Msd 7Al 2 Wiring Diagram Database.
Restoring electrical wiring, a lot more than every other house project is about security. Install an electrical outlet properly and it's because safe as it can be; install it improperly and it can potentially deadly. That's why there are several regulations surrounding electrical cabling and installations. The rules can be complicated, for certain, and sometimes complicated, even for learn electricians, but you can find basic concepts in addition to practices that apply at almost every electric wiring project, especially the kind of which DIYers are certified to tackle.
Msd 7Al 2 Wiring Diagram
MUST-KNOW TIPS FOR DO-IT-YOURSELF ELECTRICAL WIRING PLUS SWITCHING
1. Have the right tools handy
Just like any other DO IT YOURSELF job, you want to ensure you have the right tools to do the job. They can include a multimeter, a non-contact voltage metal detector (tests the temperature of wire without touching it) and a combo sheath and wire stripper. Being equipped with the right tools will help you be prepared for anything throughout the electrical switch cabling process.
2. Know your wires
When connecting electrical wiring to an outlet, it may be important to not confuse your wires or put them in the wrong fatal. The white cable is the fairly neutral wire and adopts the neutral fatal, which is noticeable by silver/light-colored anchoring screws. The black cable, on the other hand, is the hot wire and goes into the hot terminal, the one opposite the neutral terminal. If there’s a surface wire, it will be a water piping wire saved in place by a screw on the same side since the neutral terminal.
Knowing the variation between the cables will allow you to wire your home properly and prevent the high voltage of swapping the neutral and hot.
3. Three-inch principle
It’s always better to have too much wire than not enough. You will find wire extensions available if you finish up cutting them short, but the wiring will work better if it is intact.
As a rule of thumb, you’ll want to have wiring that is long enough to extend 3 inches outside of the electrical box.
4. Hide breaks in drywall with oversized plates
Whenever you’re installing power switches, it’s quite easy to reduce a hole in the drywall that is too big. Fortunately, there are extra-large plates available at hardware stores that you can use to cover your switches.
They are typically in dimensions up to 3/4 inch wider and longer than regular switch plates. Most people won’t manage to tell the difference, unless they’re professional electricians or fellow DIYers.
5. Top quality switches and stores are worth it
Although it might be tempting to scrimp on some materials as a DIYer, electrical switches and outlets aren’t one of them. They have a tendency to be only slightly more expensive, but also last extended.

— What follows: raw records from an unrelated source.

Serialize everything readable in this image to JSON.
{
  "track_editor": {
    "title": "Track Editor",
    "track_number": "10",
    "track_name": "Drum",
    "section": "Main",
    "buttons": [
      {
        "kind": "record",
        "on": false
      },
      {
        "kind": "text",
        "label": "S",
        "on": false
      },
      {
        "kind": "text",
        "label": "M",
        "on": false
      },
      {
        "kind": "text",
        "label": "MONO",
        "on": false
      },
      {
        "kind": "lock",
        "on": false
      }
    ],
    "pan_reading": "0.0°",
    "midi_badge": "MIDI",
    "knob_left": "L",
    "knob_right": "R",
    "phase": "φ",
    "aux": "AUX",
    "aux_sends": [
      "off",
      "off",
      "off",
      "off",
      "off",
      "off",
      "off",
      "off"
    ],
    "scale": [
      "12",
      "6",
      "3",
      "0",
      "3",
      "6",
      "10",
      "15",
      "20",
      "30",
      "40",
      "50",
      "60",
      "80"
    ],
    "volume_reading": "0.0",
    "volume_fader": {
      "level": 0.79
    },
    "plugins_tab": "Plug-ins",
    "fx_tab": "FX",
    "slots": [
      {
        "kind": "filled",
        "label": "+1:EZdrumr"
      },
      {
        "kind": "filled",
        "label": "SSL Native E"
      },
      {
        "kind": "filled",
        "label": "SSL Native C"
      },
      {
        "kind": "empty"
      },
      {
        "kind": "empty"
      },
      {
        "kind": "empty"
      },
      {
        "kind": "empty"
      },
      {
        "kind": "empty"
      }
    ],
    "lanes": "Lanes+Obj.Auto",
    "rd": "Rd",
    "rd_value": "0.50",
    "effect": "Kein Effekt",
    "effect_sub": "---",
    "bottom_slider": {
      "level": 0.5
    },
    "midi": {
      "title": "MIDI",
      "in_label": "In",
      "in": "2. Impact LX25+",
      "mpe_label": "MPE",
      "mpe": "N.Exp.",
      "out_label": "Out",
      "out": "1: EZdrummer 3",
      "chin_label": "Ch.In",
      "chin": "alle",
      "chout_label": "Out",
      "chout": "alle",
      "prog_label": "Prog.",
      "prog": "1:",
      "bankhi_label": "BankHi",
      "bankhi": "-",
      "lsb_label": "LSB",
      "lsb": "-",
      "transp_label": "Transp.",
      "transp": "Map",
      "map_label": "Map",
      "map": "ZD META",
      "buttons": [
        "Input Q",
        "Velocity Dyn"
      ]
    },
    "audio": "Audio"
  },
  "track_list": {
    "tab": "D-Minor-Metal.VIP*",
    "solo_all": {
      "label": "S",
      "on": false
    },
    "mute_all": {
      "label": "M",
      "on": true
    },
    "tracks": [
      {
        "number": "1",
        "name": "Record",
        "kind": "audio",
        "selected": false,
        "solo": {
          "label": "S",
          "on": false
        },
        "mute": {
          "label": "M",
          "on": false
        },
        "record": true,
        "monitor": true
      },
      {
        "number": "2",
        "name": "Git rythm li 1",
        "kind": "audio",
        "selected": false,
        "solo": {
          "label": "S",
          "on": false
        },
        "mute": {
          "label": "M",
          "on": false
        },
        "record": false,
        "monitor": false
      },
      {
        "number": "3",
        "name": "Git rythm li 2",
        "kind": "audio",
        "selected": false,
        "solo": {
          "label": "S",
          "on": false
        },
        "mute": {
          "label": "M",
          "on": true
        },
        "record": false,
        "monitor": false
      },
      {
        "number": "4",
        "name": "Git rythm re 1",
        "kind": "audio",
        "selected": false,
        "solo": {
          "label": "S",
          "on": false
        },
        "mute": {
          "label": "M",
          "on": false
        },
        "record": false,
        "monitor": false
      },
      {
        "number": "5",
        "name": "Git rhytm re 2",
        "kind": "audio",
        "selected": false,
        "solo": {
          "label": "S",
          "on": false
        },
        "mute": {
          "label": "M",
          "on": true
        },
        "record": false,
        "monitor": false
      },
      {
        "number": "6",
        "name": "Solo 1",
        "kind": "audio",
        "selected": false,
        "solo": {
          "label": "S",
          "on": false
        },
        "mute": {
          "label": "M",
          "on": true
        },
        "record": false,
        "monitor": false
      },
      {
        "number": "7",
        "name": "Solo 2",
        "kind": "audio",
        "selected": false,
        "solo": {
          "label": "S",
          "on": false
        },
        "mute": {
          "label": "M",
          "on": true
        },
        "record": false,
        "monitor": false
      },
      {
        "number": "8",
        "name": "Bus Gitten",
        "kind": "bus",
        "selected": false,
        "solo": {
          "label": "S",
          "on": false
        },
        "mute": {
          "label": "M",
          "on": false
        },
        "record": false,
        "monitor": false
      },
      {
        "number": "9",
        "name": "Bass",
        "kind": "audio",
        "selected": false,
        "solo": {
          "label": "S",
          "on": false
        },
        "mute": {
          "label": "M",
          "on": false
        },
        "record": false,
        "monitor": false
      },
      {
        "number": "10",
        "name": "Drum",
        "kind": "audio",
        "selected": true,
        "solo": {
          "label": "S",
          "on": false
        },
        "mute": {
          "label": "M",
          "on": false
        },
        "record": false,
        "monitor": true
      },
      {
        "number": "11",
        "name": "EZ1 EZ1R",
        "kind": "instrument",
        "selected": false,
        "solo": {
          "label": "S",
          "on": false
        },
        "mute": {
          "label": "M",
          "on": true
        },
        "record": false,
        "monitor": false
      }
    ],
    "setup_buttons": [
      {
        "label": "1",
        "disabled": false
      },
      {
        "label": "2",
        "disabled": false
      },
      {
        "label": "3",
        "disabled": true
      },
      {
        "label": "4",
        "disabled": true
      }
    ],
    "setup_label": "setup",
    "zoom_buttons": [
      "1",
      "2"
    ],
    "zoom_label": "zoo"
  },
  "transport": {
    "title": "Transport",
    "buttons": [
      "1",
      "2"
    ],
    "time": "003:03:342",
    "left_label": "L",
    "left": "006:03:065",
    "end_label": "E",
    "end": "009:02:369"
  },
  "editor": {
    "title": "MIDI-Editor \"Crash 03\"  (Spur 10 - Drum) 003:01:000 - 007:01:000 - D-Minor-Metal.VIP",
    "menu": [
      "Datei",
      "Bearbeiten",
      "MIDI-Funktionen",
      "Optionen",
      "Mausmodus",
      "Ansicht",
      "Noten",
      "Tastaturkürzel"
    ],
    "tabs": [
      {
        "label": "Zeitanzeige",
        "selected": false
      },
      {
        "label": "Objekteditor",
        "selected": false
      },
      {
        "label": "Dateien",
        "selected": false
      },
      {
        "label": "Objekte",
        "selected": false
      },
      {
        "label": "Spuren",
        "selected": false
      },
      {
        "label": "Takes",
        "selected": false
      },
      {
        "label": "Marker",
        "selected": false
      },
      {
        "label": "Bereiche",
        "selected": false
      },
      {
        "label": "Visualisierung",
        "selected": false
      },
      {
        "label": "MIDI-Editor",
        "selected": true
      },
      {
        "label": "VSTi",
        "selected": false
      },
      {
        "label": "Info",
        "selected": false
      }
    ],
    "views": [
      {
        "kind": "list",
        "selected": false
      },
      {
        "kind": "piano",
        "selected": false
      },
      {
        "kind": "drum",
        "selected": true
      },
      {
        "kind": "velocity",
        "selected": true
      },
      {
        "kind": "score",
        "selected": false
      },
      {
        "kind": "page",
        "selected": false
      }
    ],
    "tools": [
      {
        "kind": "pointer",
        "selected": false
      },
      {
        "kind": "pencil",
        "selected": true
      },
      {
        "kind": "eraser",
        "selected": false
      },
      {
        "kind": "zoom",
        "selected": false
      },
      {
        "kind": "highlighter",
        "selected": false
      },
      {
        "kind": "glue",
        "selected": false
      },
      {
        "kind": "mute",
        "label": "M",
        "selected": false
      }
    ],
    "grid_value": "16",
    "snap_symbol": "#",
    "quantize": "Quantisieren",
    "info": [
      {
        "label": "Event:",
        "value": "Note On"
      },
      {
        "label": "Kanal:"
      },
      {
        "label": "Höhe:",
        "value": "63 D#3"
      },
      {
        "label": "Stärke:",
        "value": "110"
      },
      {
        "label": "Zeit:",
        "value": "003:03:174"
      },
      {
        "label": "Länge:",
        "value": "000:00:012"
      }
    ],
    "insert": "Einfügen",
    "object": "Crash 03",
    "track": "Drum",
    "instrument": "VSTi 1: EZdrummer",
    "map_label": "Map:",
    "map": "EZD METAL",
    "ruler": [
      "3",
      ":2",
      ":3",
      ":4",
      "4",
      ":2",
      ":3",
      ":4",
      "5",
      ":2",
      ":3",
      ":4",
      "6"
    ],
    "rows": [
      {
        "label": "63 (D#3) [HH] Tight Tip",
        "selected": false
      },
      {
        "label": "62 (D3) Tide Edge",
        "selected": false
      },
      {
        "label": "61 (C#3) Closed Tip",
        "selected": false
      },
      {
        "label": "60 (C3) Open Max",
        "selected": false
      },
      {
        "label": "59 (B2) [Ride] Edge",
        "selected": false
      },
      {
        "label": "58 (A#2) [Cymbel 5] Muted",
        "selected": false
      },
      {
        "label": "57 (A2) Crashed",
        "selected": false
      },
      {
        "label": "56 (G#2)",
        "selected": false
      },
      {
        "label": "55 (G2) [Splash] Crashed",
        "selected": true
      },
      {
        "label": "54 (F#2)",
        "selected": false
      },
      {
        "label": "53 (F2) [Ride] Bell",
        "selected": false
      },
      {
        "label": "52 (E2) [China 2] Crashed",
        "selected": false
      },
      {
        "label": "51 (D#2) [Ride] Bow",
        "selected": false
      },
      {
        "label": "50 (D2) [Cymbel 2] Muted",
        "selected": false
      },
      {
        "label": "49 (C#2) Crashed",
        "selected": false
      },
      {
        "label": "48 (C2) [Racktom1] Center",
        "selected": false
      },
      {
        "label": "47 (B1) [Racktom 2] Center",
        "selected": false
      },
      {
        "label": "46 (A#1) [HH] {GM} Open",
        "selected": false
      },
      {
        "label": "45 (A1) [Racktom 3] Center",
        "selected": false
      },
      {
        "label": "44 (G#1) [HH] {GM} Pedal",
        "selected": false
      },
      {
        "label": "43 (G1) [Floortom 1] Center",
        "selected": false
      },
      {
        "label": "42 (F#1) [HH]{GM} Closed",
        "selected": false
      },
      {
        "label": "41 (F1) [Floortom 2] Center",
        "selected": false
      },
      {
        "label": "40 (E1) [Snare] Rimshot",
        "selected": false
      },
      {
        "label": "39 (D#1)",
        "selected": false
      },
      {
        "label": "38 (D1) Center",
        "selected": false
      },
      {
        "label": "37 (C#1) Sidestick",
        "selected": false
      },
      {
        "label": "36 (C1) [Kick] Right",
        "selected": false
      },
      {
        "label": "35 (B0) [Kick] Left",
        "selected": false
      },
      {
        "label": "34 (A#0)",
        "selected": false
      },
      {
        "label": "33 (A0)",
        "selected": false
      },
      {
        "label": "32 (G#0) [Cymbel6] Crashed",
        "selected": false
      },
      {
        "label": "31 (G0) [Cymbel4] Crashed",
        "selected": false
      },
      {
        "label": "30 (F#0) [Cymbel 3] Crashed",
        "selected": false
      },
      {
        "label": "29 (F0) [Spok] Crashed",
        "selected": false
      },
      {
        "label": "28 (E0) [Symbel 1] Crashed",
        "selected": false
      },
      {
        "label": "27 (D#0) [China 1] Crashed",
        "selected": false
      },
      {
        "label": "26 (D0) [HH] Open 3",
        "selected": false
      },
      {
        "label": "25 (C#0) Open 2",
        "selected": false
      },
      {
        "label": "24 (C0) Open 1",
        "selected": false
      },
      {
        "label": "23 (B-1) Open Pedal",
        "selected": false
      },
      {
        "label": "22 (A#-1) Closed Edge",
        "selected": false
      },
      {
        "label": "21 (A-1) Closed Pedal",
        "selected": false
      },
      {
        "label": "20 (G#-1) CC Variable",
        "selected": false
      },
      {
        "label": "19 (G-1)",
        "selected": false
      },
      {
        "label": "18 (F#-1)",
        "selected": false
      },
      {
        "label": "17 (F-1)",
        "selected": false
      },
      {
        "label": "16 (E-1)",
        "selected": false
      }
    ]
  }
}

A good way to tell a quality switch or outlet is by the occurrence of a back-wire feature.
6. Test the voltage
Make sure to test the voltage of wires and circuits before touching them. Testing electrical components with tools such as a wire sniffer or a multimeter think if they are safe to touch or if an electrical current is flowing through them. Electrical work can become a dangerous job, particularly when you’re unsure by what you are doing. Always test before touching.
7. Do proper research
In today’s era of the internet, you can learn how to do almost anything online. For that reason, there’s no justification to refrain from giving your homework before installing power wiring and switching in your house.
Searching for tutorials about how to wire a mild swap is a great way to learn more about how exactly to do it. On YouTube there are numerous lessons on DIY Electric Wiring, from technicians and home improvement pros available that literally demonstrate how it’s done.
8. Get an education and learning
As great as internet learning is, it does have its limitations, and it’s no substitute for a trade school program. Learning how to do electrical work in an educational establishing is the best way to ensure you understand what you are doing in home DIY electrical wiring.